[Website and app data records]
───

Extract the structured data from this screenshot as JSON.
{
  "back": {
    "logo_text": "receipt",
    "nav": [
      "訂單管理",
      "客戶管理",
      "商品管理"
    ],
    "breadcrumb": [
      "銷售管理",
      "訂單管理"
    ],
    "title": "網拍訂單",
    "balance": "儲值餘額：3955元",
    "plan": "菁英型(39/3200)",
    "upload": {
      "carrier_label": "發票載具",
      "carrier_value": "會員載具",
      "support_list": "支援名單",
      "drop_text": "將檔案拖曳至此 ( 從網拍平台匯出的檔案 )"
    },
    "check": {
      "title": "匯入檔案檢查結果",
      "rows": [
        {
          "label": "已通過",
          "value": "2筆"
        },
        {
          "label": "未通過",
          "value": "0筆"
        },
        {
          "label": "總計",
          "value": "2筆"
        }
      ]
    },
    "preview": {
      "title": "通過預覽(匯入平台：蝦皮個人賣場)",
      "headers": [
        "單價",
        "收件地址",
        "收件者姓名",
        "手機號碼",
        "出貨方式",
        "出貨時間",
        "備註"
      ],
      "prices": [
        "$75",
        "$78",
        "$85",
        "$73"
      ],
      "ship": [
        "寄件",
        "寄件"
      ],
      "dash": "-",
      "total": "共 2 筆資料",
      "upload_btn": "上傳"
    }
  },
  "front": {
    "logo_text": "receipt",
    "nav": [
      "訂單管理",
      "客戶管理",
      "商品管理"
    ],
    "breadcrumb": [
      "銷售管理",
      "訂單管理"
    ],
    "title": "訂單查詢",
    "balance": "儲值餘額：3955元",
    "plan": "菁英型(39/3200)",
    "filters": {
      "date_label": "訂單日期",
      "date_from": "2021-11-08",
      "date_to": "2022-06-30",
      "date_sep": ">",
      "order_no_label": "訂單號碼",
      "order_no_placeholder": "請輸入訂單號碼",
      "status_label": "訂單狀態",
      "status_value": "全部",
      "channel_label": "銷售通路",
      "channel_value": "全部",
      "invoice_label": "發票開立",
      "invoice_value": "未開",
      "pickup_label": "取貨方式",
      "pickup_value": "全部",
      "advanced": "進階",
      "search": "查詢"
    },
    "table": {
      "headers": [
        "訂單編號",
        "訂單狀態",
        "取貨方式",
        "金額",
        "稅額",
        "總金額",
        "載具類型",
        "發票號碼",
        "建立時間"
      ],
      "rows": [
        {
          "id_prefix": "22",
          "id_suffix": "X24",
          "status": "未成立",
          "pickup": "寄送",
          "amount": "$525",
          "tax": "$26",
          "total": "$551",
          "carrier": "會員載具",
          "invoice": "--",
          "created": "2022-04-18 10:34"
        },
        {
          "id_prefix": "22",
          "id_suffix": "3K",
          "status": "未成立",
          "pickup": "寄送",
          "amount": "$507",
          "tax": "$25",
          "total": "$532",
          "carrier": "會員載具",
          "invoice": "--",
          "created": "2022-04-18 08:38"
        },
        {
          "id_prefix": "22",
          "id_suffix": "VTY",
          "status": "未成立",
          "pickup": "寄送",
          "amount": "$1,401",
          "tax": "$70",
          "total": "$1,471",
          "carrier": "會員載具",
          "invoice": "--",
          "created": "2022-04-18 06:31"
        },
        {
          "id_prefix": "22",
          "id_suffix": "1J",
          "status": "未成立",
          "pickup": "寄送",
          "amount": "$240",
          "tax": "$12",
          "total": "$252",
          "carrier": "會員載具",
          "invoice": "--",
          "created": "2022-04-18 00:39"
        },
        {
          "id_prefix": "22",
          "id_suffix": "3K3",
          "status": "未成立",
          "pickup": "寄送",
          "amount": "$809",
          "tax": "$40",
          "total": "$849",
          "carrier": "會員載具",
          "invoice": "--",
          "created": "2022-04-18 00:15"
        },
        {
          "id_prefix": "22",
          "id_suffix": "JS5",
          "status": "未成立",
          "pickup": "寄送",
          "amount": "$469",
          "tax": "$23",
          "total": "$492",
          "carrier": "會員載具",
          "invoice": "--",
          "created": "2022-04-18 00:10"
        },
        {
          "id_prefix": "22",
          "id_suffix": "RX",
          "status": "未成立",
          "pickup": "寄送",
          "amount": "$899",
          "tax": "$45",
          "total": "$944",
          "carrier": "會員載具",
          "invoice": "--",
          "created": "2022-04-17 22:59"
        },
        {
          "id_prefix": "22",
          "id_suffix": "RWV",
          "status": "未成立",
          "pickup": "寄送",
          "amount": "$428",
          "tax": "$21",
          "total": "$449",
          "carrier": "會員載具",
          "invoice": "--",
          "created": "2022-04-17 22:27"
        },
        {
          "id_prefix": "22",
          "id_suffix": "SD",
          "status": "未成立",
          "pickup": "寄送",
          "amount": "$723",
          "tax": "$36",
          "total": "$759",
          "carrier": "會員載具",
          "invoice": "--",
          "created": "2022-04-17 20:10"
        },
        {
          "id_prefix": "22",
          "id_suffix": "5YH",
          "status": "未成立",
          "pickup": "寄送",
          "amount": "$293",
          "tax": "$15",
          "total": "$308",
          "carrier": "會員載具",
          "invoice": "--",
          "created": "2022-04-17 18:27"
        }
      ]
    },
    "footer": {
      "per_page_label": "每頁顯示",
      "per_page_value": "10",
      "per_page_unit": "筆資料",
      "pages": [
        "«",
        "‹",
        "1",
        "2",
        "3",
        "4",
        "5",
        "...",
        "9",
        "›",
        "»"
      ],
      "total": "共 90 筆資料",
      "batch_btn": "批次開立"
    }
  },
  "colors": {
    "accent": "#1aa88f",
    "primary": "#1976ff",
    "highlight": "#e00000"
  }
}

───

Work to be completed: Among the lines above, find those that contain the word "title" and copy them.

Response to this exercise:
    "title": "網拍訂單",
      "title": "匯入檔案檢查結果",
      "title": "通過預覽(匯入平台：蝦皮個人賣場)",
    "title": "訂單查詢",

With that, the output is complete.